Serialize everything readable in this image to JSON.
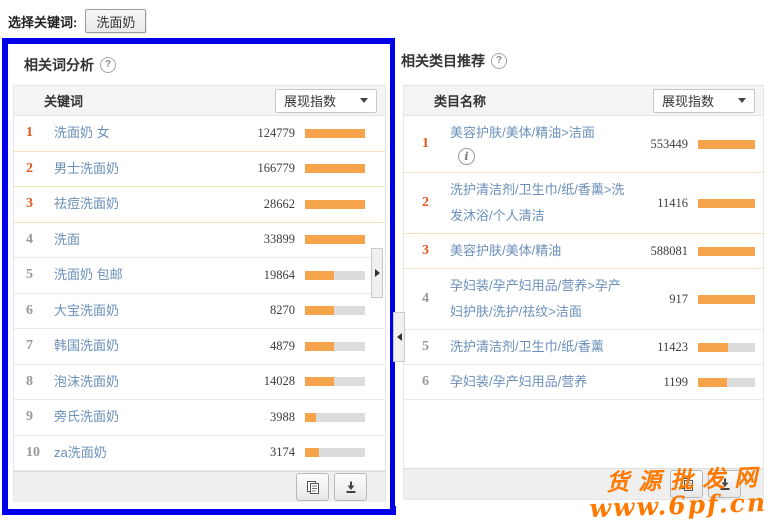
{
  "topbar": {
    "label": "选择关键词:",
    "selected_keyword": "洗面奶"
  },
  "icons": {
    "help": "?",
    "info": "i",
    "copy": "copy-pages-glyph",
    "download": "down-arrow-to-tray-glyph",
    "collapse_right": "right-triangle",
    "collapse_left": "left-triangle"
  },
  "left_panel": {
    "title": "相关词分析",
    "table": {
      "column_header": "关键词",
      "sort_selected": "展现指数",
      "rows": [
        {
          "rank": "1",
          "label": "洗面奶 女",
          "value": "124779",
          "bar_pct": 100
        },
        {
          "rank": "2",
          "label": "男士洗面奶",
          "value": "166779",
          "bar_pct": 100
        },
        {
          "rank": "3",
          "label": "祛痘洗面奶",
          "value": "28662",
          "bar_pct": 100
        },
        {
          "rank": "4",
          "label": "洗面",
          "value": "33899",
          "bar_pct": 100
        },
        {
          "rank": "5",
          "label": "洗面奶 包邮",
          "value": "19864",
          "bar_pct": 48
        },
        {
          "rank": "6",
          "label": "大宝洗面奶",
          "value": "8270",
          "bar_pct": 48
        },
        {
          "rank": "7",
          "label": "韩国洗面奶",
          "value": "4879",
          "bar_pct": 48
        },
        {
          "rank": "8",
          "label": "泡沫洗面奶",
          "value": "14028",
          "bar_pct": 48
        },
        {
          "rank": "9",
          "label": "旁氏洗面奶",
          "value": "3988",
          "bar_pct": 19
        },
        {
          "rank": "10",
          "label": "za洗面奶",
          "value": "3174",
          "bar_pct": 23
        }
      ]
    }
  },
  "right_panel": {
    "title": "相关类目推荐",
    "table": {
      "column_header": "类目名称",
      "sort_selected": "展现指数",
      "rows": [
        {
          "rank": "1",
          "label": "美容护肤/美体/精油>洁面",
          "value": "553449",
          "bar_pct": 100,
          "has_info": true
        },
        {
          "rank": "2",
          "label": "洗护清洁剂/卫生巾/纸/香薰>洗发沐浴/个人清洁",
          "value": "11416",
          "bar_pct": 100
        },
        {
          "rank": "3",
          "label": "美容护肤/美体/精油",
          "value": "588081",
          "bar_pct": 100
        },
        {
          "rank": "4",
          "label": "孕妇装/孕产妇用品/营养>孕产妇护肤/洗护/祛纹>洁面",
          "value": "917",
          "bar_pct": 100
        },
        {
          "rank": "5",
          "label": "洗护清洁剂/卫生巾/纸/香薰",
          "value": "11423",
          "bar_pct": 52
        },
        {
          "rank": "6",
          "label": "孕妇装/孕产妇用品/营养",
          "value": "1199",
          "bar_pct": 50
        }
      ]
    }
  },
  "watermark": {
    "line1": "货源批发网",
    "line2": "www.6pf.cn"
  },
  "colors": {
    "highlight_border": "#0000e8",
    "bar_fill": "#f6a44c",
    "bar_track": "#dcdcdc",
    "rank_top3": "#e4571c",
    "link": "#6a8fb9",
    "watermark": "#ff7900"
  }
}
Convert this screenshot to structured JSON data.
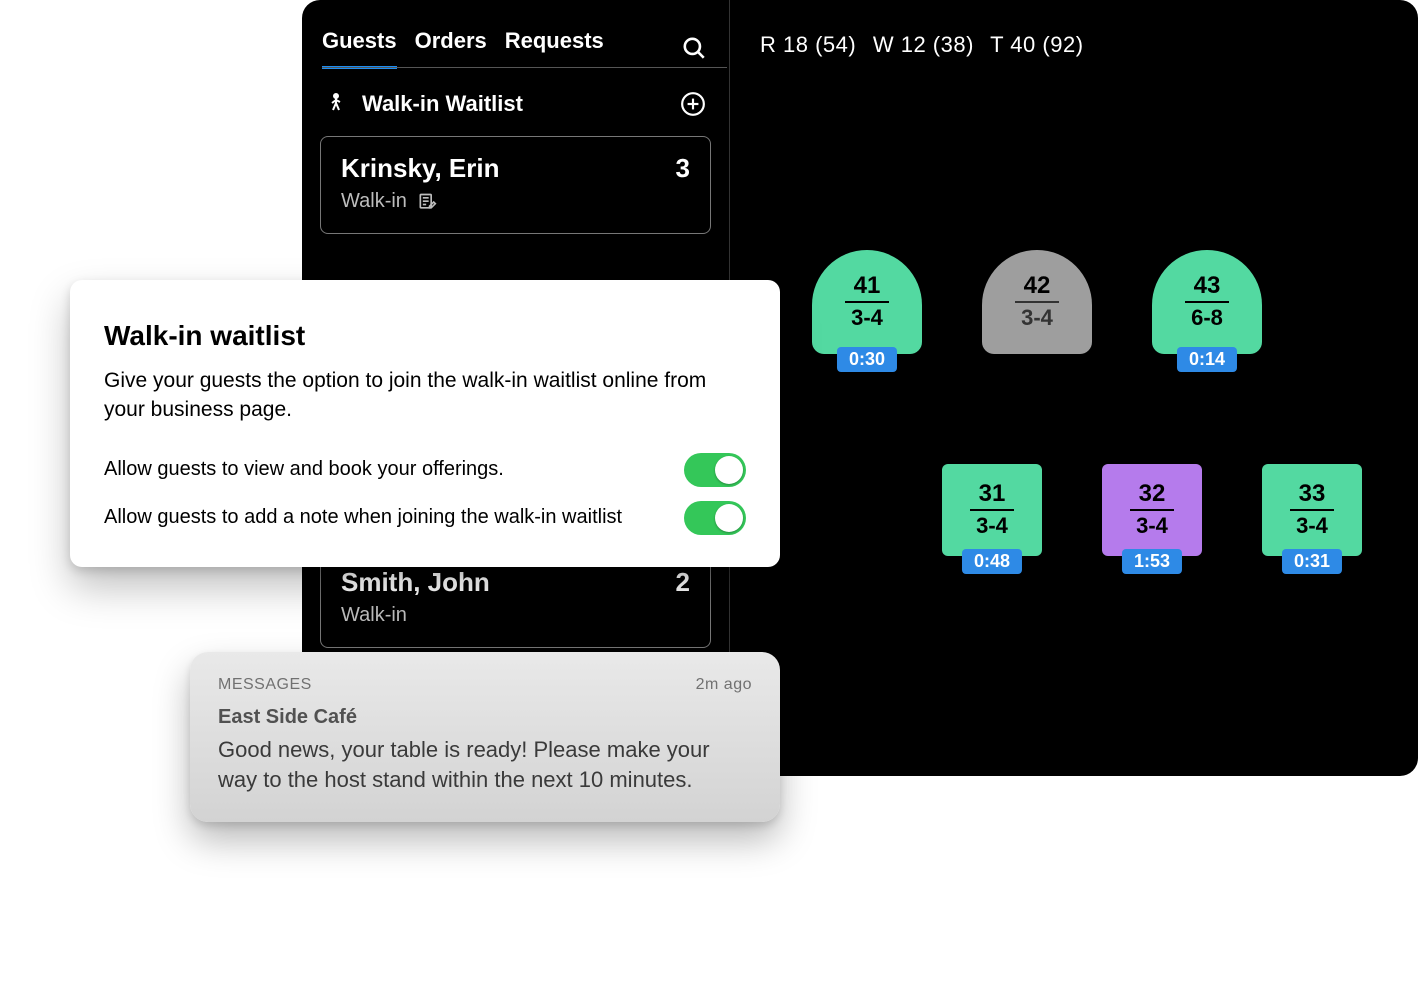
{
  "tabs": {
    "guests": "Guests",
    "orders": "Orders",
    "requests": "Requests"
  },
  "waitlist": {
    "header": "Walk-in Waitlist",
    "guests": [
      {
        "name": "Krinsky, Erin",
        "type": "Walk-in",
        "count": "3"
      },
      {
        "name": "Smith, John",
        "type": "Walk-in",
        "count": "2"
      }
    ]
  },
  "status": {
    "r": "R 18 (54)",
    "w": "W 12 (38)",
    "t": "T 40 (92)"
  },
  "tables": {
    "row1": [
      {
        "num": "41",
        "cap": "3-4",
        "color": "seated",
        "timer": "0:30"
      },
      {
        "num": "42",
        "cap": "3-4",
        "color": "empty"
      },
      {
        "num": "43",
        "cap": "6-8",
        "color": "seated",
        "timer": "0:14"
      }
    ],
    "row2": [
      {
        "num": "31",
        "cap": "3-4",
        "color": "seated",
        "timer": "0:48"
      },
      {
        "num": "32",
        "cap": "3-4",
        "color": "wait",
        "timer": "1:53"
      },
      {
        "num": "33",
        "cap": "3-4",
        "color": "seated",
        "timer": "0:31"
      }
    ]
  },
  "settings": {
    "title": "Walk-in waitlist",
    "lead": "Give your guests the option to join the walk-in waitlist online from your business page.",
    "opt1": "Allow guests to view and book your offerings.",
    "opt2": "Allow guests to add a note when joining the walk-in waitlist"
  },
  "notif": {
    "label": "MESSAGES",
    "time": "2m ago",
    "sender": "East Side Café",
    "body": "Good news, your table is ready! Please make your way to the host stand within the next 10 minutes."
  }
}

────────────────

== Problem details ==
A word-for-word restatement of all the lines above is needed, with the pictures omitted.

== Solution for this exercise ==
Serialize everything readable in this image to JSON.
{
  "topbar": {
    "label": "选择关键词:",
    "selected_keyword": "洗面奶"
  },
  "icons": {
    "help": "?",
    "info": "i",
    "copy": "copy-pages-glyph",
    "download": "down-arrow-to-tray-glyph",
    "collapse_right": "right-triangle",
    "collapse_left": "left-triangle"
  },
  "left_panel": {
    "title": "相关词分析",
    "table": {
      "column_header": "关键词",
      "sort_selected": "展现指数",
      "rows": [
        {
          "rank": "1",
          "label": "洗面奶 女",
          "value": "124779",
          "bar_pct": 100
        },
        {
          "rank": "2",
          "label": "男士洗面奶",
          "value": "166779",
          "bar_pct": 100
        },
        {
          "rank": "3",
          "label": "祛痘洗面奶",
          "value": "28662",
          "bar_pct": 100
        },
        {
          "rank": "4",
          "label": "洗面",
          "value": "33899",
          "bar_pct": 100
        },
        {
          "rank": "5",
          "label": "洗面奶 包邮",
          "value": "19864",
          "bar_pct": 48
        },
        {
          "rank": "6",
          "label": "大宝洗面奶",
          "value": "8270",
          "bar_pct": 48
        },
        {
          "rank": "7",
          "label": "韩国洗面奶",
          "value": "4879",
          "bar_pct": 48
        },
        {
          "rank": "8",
          "label": "泡沫洗面奶",
          "value": "14028",
          "bar_pct": 48
        },
        {
          "rank": "9",
          "label": "旁氏洗面奶",
          "value": "3988",
          "bar_pct": 19
        },
        {
          "rank": "10",
          "label": "za洗面奶",
          "value": "3174",
          "bar_pct": 23
        }
      ]
    }
  },
  "right_panel": {
    "title": "相关类目推荐",
    "table": {
      "column_header": "类目名称",
      "sort_selected": "展现指数",
      "rows": [
        {
          "rank": "1",
          "label": "美容护肤/美体/精油>洁面",
          "value": "553449",
          "bar_pct": 100,
          "has_info": true
        },
        {
          "rank": "2",
          "label": "洗护清洁剂/卫生巾/纸/香薰>洗发沐浴/个人清洁",
          "value": "11416",
          "bar_pct": 100
        },
        {
          "rank": "3",
          "label": "美容护肤/美体/精油",
          "value": "588081",
          "bar_pct": 100
        },
        {
          "rank": "4",
          "label": "孕妇装/孕产妇用品/营养>孕产妇护肤/洗护/祛纹>洁面",
          "value": "917",
          "bar_pct": 100
        },
        {
          "rank": "5",
          "label": "洗护清洁剂/卫生巾/纸/香薰",
          "value": "11423",
          "bar_pct": 52
        },
        {
          "rank": "6",
          "label": "孕妇装/孕产妇用品/营养",
          "value": "1199",
          "bar_pct": 50
        }
      ]
    }
  },
  "watermark": {
    "line1": "货源批发网",
    "line2": "www.6pf.cn"
  },
  "colors": {
    "highlight_border": "#0000e8",
    "bar_fill": "#f6a44c",
    "bar_track": "#dcdcdc",
    "rank_top3": "#e4571c",
    "link": "#6a8fb9",
    "watermark": "#ff7900"
  }
}
Convert this screenshot to structured JSON data.
{
  "tabs": {
    "guests": "Guests",
    "orders": "Orders",
    "requests": "Requests"
  },
  "waitlist": {
    "header": "Walk-in Waitlist",
    "guests": [
      {
        "name": "Krinsky, Erin",
        "type": "Walk-in",
        "count": "3"
      },
      {
        "name": "Smith, John",
        "type": "Walk-in",
        "count": "2"
      }
    ]
  },
  "status": {
    "r": "R 18 (54)",
    "w": "W 12 (38)",
    "t": "T 40 (92)"
  },
  "tables": {
    "row1": [
      {
        "num": "41",
        "cap": "3-4",
        "color": "seated",
        "timer": "0:30"
      },
      {
        "num": "42",
        "cap": "3-4",
        "color": "empty"
      },
      {
        "num": "43",
        "cap": "6-8",
        "color": "seated",
        "timer": "0:14"
      }
    ],
    "row2": [
      {
        "num": "31",
        "cap": "3-4",
        "color": "seated",
        "timer": "0:48"
      },
      {
        "num": "32",
        "cap": "3-4",
        "color": "wait",
        "timer": "1:53"
      },
      {
        "num": "33",
        "cap": "3-4",
        "color": "seated",
        "timer": "0:31"
      }
    ]
  },
  "settings": {
    "title": "Walk-in waitlist",
    "lead": "Give your guests the option to join the walk-in waitlist online from your business page.",
    "opt1": "Allow guests to view and book your offerings.",
    "opt2": "Allow guests to add a note when joining the walk-in waitlist"
  },
  "notif": {
    "label": "MESSAGES",
    "time": "2m ago",
    "sender": "East Side Café",
    "body": "Good news, your table is ready! Please make your way to the host stand within the next 10 minutes."
  }
}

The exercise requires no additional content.